- What you have to do: Print the lines below exactly as written, with none missing.
○ ○ ○
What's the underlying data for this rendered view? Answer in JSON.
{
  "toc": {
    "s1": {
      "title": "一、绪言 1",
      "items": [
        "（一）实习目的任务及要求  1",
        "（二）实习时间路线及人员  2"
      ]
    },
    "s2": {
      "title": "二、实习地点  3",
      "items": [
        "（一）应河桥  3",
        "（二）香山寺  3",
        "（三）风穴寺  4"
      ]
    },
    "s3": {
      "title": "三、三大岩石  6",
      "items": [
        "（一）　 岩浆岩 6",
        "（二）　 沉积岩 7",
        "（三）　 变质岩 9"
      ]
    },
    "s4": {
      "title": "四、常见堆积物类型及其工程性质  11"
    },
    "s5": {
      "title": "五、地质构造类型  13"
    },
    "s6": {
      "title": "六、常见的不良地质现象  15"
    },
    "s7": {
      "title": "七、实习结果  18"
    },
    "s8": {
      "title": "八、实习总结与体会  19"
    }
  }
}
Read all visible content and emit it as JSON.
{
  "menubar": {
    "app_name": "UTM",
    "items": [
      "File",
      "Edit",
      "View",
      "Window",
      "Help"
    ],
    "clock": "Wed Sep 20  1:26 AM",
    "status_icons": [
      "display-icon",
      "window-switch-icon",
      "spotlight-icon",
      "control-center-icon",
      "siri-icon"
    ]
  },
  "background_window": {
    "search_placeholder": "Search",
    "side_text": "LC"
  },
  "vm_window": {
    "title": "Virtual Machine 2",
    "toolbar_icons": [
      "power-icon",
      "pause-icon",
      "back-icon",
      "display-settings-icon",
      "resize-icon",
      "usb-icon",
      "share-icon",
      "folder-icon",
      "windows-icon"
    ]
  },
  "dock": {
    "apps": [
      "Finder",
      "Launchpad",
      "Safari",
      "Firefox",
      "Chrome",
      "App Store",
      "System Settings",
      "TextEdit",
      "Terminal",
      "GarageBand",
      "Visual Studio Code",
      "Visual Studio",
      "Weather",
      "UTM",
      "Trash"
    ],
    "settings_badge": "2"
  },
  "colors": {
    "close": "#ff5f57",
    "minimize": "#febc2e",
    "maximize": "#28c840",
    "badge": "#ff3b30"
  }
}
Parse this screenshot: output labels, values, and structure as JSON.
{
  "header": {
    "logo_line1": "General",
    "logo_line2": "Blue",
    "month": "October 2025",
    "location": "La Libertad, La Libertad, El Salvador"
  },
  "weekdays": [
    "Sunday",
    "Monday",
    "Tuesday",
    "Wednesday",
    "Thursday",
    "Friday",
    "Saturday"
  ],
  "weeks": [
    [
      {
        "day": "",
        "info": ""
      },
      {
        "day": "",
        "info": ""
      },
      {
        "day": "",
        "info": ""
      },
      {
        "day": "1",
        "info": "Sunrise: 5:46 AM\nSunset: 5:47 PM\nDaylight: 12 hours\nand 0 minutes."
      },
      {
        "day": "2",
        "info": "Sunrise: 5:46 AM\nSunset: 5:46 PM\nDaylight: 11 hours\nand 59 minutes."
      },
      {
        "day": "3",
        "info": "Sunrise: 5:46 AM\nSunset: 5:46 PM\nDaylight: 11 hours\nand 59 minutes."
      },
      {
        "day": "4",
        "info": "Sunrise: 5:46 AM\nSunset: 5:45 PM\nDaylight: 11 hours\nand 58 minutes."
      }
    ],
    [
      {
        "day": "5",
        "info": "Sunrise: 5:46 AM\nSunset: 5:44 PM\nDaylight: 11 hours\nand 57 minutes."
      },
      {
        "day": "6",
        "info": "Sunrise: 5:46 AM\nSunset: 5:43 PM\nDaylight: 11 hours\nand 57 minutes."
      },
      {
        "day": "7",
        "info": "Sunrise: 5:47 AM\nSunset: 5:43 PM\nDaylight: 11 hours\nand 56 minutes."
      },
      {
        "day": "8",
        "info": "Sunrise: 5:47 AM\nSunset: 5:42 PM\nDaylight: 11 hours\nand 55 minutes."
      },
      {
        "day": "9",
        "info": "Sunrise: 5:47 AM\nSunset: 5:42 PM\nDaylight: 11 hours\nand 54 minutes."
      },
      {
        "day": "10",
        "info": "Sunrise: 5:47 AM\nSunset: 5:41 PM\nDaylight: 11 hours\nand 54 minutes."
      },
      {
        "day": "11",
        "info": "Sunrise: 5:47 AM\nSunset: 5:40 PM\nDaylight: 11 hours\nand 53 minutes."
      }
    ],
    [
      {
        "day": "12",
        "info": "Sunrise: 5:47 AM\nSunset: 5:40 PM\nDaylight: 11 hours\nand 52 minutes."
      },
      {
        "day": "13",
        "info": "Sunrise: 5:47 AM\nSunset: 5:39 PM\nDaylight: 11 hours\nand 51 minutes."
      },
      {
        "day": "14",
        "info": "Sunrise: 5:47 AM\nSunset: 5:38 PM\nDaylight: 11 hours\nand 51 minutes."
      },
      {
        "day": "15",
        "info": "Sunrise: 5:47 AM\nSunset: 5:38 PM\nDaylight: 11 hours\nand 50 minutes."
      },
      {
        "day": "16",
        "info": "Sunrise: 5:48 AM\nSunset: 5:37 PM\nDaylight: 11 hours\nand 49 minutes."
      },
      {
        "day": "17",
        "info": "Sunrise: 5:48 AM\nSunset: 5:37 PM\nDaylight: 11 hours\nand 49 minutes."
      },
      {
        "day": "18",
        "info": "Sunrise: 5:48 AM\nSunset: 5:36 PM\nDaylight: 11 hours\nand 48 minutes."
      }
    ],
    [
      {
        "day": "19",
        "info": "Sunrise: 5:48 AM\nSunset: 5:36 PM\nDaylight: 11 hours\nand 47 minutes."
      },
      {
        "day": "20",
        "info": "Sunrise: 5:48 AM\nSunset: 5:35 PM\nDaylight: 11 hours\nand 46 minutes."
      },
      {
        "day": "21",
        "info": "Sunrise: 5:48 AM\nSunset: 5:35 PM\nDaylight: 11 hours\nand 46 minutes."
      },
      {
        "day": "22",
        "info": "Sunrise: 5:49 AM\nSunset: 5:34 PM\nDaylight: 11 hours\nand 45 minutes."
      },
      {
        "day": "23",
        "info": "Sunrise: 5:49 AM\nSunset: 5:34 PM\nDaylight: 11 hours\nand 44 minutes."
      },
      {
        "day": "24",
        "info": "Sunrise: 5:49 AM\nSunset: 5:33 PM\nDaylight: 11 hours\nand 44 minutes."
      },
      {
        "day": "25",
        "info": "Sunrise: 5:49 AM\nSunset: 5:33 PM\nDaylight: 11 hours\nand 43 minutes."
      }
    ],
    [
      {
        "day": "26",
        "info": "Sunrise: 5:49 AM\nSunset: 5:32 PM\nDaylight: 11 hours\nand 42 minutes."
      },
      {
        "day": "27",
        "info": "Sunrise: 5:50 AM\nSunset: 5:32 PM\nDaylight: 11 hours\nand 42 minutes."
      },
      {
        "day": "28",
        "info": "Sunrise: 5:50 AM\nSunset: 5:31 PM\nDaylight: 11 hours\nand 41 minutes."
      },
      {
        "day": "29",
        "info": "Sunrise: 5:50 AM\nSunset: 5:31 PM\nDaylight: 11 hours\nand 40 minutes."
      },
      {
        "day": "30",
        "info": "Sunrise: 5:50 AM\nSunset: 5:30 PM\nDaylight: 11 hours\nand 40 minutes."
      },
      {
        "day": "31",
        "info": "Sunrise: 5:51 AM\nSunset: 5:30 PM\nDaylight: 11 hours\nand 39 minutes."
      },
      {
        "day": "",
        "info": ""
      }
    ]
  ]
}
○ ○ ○
- Response area:
What's the underlying data for this rendered view? Answer in JSON.
{
  "toc": {
    "s1": {
      "title": "一、绪言 1",
      "items": [
        "（一）实习目的任务及要求  1",
        "（二）实习时间路线及人员  2"
      ]
    },
    "s2": {
      "title": "二、实习地点  3",
      "items": [
        "（一）应河桥  3",
        "（二）香山寺  3",
        "（三）风穴寺  4"
      ]
    },
    "s3": {
      "title": "三、三大岩石  6",
      "items": [
        "（一）　 岩浆岩 6",
        "（二）　 沉积岩 7",
        "（三）　 变质岩 9"
      ]
    },
    "s4": {
      "title": "四、常见堆积物类型及其工程性质  11"
    },
    "s5": {
      "title": "五、地质构造类型  13"
    },
    "s6": {
      "title": "六、常见的不良地质现象  15"
    },
    "s7": {
      "title": "七、实习结果  18"
    },
    "s8": {
      "title": "八、实习总结与体会  19"
    }
  }
}
Read all visible content and emit it as JSON.
{
  "menubar": {
    "app_name": "UTM",
    "items": [
      "File",
      "Edit",
      "View",
      "Window",
      "Help"
    ],
    "clock": "Wed Sep 20  1:26 AM",
    "status_icons": [
      "display-icon",
      "window-switch-icon",
      "spotlight-icon",
      "control-center-icon",
      "siri-icon"
    ]
  },
  "background_window": {
    "search_placeholder": "Search",
    "side_text": "LC"
  },
  "vm_window": {
    "title": "Virtual Machine 2",
    "toolbar_icons": [
      "power-icon",
      "pause-icon",
      "back-icon",
      "display-settings-icon",
      "resize-icon",
      "usb-icon",
      "share-icon",
      "folder-icon",
      "windows-icon"
    ]
  },
  "dock": {
    "apps": [
      "Finder",
      "Launchpad",
      "Safari",
      "Firefox",
      "Chrome",
      "App Store",
      "System Settings",
      "TextEdit",
      "Terminal",
      "GarageBand",
      "Visual Studio Code",
      "Visual Studio",
      "Weather",
      "UTM",
      "Trash"
    ],
    "settings_badge": "2"
  },
  "colors": {
    "close": "#ff5f57",
    "minimize": "#febc2e",
    "maximize": "#28c840",
    "badge": "#ff3b30"
  }
}
Parse this screenshot: output labels, values, and structure as JSON.
{
  "header": {
    "logo_line1": "General",
    "logo_line2": "Blue",
    "month": "October 2025",
    "location": "La Libertad, La Libertad, El Salvador"
  },
  "weekdays": [
    "Sunday",
    "Monday",
    "Tuesday",
    "Wednesday",
    "Thursday",
    "Friday",
    "Saturday"
  ],
  "weeks": [
    [
      {
        "day": "",
        "info": ""
      },
      {
        "day": "",
        "info": ""
      },
      {
        "day": "",
        "info": ""
      },
      {
        "day": "1",
        "info": "Sunrise: 5:46 AM\nSunset: 5:47 PM\nDaylight: 12 hours\nand 0 minutes."
      },
      {
        "day": "2",
        "info": "Sunrise: 5:46 AM\nSunset: 5:46 PM\nDaylight: 11 hours\nand 59 minutes."
      },
      {
        "day": "3",
        "info": "Sunrise: 5:46 AM\nSunset: 5:46 PM\nDaylight: 11 hours\nand 59 minutes."
      },
      {
        "day": "4",
        "info": "Sunrise: 5:46 AM\nSunset: 5:45 PM\nDaylight: 11 hours\nand 58 minutes."
      }
    ],
    [
      {
        "day": "5",
        "info": "Sunrise: 5:46 AM\nSunset: 5:44 PM\nDaylight: 11 hours\nand 57 minutes."
      },
      {
        "day": "6",
        "info": "Sunrise: 5:46 AM\nSunset: 5:43 PM\nDaylight: 11 hours\nand 57 minutes."
      },
      {
        "day": "7",
        "info": "Sunrise: 5:47 AM\nSunset: 5:43 PM\nDaylight: 11 hours\nand 56 minutes."
      },
      {
        "day": "8",
        "info": "Sunrise: 5:47 AM\nSunset: 5:42 PM\nDaylight: 11 hours\nand 55 minutes."
      },
      {
        "day": "9",
        "info": "Sunrise: 5:47 AM\nSunset: 5:42 PM\nDaylight: 11 hours\nand 54 minutes."
      },
      {
        "day": "10",
        "info": "Sunrise: 5:47 AM\nSunset: 5:41 PM\nDaylight: 11 hours\nand 54 minutes."
      },
      {
        "day": "11",
        "info": "Sunrise: 5:47 AM\nSunset: 5:40 PM\nDaylight: 11 hours\nand 53 minutes."
      }
    ],
    [
      {
        "day": "12",
        "info": "Sunrise: 5:47 AM\nSunset: 5:40 PM\nDaylight: 11 hours\nand 52 minutes."
      },
      {
        "day": "13",
        "info": "Sunrise: 5:47 AM\nSunset: 5:39 PM\nDaylight: 11 hours\nand 51 minutes."
      },
      {
        "day": "14",
        "info": "Sunrise: 5:47 AM\nSunset: 5:38 PM\nDaylight: 11 hours\nand 51 minutes."
      },
      {
        "day": "15",
        "info": "Sunrise: 5:47 AM\nSunset: 5:38 PM\nDaylight: 11 hours\nand 50 minutes."
      },
      {
        "day": "16",
        "info": "Sunrise: 5:48 AM\nSunset: 5:37 PM\nDaylight: 11 hours\nand 49 minutes."
      },
      {
        "day": "17",
        "info": "Sunrise: 5:48 AM\nSunset: 5:37 PM\nDaylight: 11 hours\nand 49 minutes."
      },
      {
        "day": "18",
        "info": "Sunrise: 5:48 AM\nSunset: 5:36 PM\nDaylight: 11 hours\nand 48 minutes."
      }
    ],
    [
      {
        "day": "19",
        "info": "Sunrise: 5:48 AM\nSunset: 5:36 PM\nDaylight: 11 hours\nand 47 minutes."
      },
      {
        "day": "20",
        "info": "Sunrise: 5:48 AM\nSunset: 5:35 PM\nDaylight: 11 hours\nand 46 minutes."
      },
      {
        "day": "21",
        "info": "Sunrise: 5:48 AM\nSunset: 5:35 PM\nDaylight: 11 hours\nand 46 minutes."
      },
      {
        "day": "22",
        "info": "Sunrise: 5:49 AM\nSunset: 5:34 PM\nDaylight: 11 hours\nand 45 minutes."
      },
      {
        "day": "23",
        "info": "Sunrise: 5:49 AM\nSunset: 5:34 PM\nDaylight: 11 hours\nand 44 minutes."
      },
      {
        "day": "24",
        "info": "Sunrise: 5:49 AM\nSunset: 5:33 PM\nDaylight: 11 hours\nand 44 minutes."
      },
      {
        "day": "25",
        "info": "Sunrise: 5:49 AM\nSunset: 5:33 PM\nDaylight: 11 hours\nand 43 minutes."
      }
    ],
    [
      {
        "day": "26",
        "info": "Sunrise: 5:49 AM\nSunset: 5:32 PM\nDaylight: 11 hours\nand 42 minutes."
      },
      {
        "day": "27",
        "info": "Sunrise: 5:50 AM\nSunset: 5:32 PM\nDaylight: 11 hours\nand 42 minutes."
      },
      {
        "day": "28",
        "info": "Sunrise: 5:50 AM\nSunset: 5:31 PM\nDaylight: 11 hours\nand 41 minutes."
      },
      {
        "day": "29",
        "info": "Sunrise: 5:50 AM\nSunset: 5:31 PM\nDaylight: 11 hours\nand 40 minutes."
      },
      {
        "day": "30",
        "info": "Sunrise: 5:50 AM\nSunset: 5:30 PM\nDaylight: 11 hours\nand 40 minutes."
      },
      {
        "day": "31",
        "info": "Sunrise: 5:51 AM\nSunset: 5:30 PM\nDaylight: 11 hours\nand 39 minutes."
      },
      {
        "day": "",
        "info": ""
      }
    ]
  ]
}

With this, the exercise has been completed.